MOSCOW (AP) -- A nanny accused of decapitating a 4-year old girl and brandishing her head outside a Moscow subway station said during an apparent interrogation captured on video that the killing was an act of revenge against President Vladimir Putin for Russian airstrikes in Syria.
Asked about the video, which was released Thursday, Putin's spokesman said it is difficult to judge the testimony of a woman he called "clearly deranged."
Gulchekhra Bobokulova, a nanny from Uzbekistan, is seen in a court room in Moscow, Russia, Wednesday, March 2, 2016. Russian prosecutors said Wednesday that the nanny accused of killing and then decapitating a 4-year-old girl in Moscow was not acting on her own. The 38-year-old woman was spotted outside a Moscow subway station Monday morning, brandishing the child’s head in a grizzly murder that shocked the country and provoked a blanket coverage ban on Russian state television. (AP Photo)
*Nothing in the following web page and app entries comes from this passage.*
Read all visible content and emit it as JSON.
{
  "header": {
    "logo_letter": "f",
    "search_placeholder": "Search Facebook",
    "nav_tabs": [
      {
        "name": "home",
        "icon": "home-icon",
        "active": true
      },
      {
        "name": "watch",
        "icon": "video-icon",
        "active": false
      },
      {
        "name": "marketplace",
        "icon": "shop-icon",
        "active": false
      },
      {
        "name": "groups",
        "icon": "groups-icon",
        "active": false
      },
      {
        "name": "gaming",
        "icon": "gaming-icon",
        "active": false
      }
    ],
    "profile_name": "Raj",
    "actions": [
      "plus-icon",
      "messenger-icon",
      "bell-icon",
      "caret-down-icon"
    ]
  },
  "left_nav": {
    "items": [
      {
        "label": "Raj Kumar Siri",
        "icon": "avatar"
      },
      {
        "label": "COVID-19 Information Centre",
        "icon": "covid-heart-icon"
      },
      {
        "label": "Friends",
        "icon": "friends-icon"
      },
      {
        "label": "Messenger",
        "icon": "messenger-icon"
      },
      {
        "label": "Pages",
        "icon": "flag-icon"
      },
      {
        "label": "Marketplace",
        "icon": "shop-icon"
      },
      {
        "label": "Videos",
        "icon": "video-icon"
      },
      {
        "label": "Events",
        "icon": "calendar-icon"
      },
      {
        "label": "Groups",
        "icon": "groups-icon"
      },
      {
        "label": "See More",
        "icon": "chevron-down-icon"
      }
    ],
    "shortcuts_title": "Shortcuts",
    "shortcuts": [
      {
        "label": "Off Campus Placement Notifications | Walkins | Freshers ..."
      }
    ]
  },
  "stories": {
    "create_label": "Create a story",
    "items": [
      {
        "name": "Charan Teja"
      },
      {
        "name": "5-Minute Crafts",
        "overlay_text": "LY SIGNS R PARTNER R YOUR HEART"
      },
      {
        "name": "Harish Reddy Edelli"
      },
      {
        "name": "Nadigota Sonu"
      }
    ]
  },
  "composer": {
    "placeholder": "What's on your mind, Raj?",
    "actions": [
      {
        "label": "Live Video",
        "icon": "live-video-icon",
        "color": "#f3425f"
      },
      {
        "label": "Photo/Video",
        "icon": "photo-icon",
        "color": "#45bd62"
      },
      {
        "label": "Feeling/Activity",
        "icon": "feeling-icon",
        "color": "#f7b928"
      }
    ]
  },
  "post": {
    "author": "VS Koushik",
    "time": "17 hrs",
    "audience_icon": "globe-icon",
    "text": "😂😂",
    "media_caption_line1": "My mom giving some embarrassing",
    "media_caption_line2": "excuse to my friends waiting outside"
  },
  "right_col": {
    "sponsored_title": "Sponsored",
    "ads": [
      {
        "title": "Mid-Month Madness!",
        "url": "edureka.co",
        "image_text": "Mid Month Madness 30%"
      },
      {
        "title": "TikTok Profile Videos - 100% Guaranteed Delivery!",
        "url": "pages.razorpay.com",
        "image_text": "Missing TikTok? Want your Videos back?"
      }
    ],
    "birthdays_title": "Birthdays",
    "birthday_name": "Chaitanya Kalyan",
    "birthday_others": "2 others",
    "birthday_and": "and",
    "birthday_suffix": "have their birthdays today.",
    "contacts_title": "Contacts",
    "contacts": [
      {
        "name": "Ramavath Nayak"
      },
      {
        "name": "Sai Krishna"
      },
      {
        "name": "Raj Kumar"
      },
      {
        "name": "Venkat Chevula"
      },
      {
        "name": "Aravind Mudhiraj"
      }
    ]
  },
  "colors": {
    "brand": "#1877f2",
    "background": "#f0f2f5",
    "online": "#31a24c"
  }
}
Gulchekhra Bobokulova, 38, was detained in Moscow on Monday after the child in her care was killed. Video footage posted online Thursday appeared to show police interrogating her. It was not clear where the video originated, and The Associated Press could not verify its authenticity or the circumstances in which it was taken. She appeared to be wearing the same clothes she wore during a court appearance Wednesday.
In the video, she says the killing of the child was revenge. Asked who it was revenge against, she says "the one who has spilled the blood." Asked who that was, she replies: "Who spilled it? Putin has been dropping bombs."
Russia has been carrying out airstrikes in Syria for five months to support Syrian President Bashar Assad's offensive there. Russian officials have flatly denied numerous reports by international aid groups that accuse it of killing not only Islamic State fighters but also Syrian civilians.
The Investigative Committee, Russia's top investigative agency, would not confirm or deny the authenticity of the video, but spokesman Vladimir Markin warned in a statement that Bobokulova's words should be treated with caution.
"The motive for a crime committed by a person who was diagnosed with schizophrenia often does not coincide with the explanations that they give later," he said, adding that investigators will look into all possible theories.
Russian officials seems to be sending mixed messages about the suspected killer, focusing on her mental record but also suggesting that she probably did not act alone. Prosecutors told the court Wednesday that individuals who may have "incited" Bobokulova to kill the child may still be at large.
Russian media have reported that Bobokulova, originally from the former Soviet republic of Uzbekistan, was first diagnosed with schizophrenia in 2003. She has not yet undergone a psychiatric examination in Russia.
[คืบหน้า] คดีสะเทือนขวัญกลางกรุงมอสโก รัสเซีย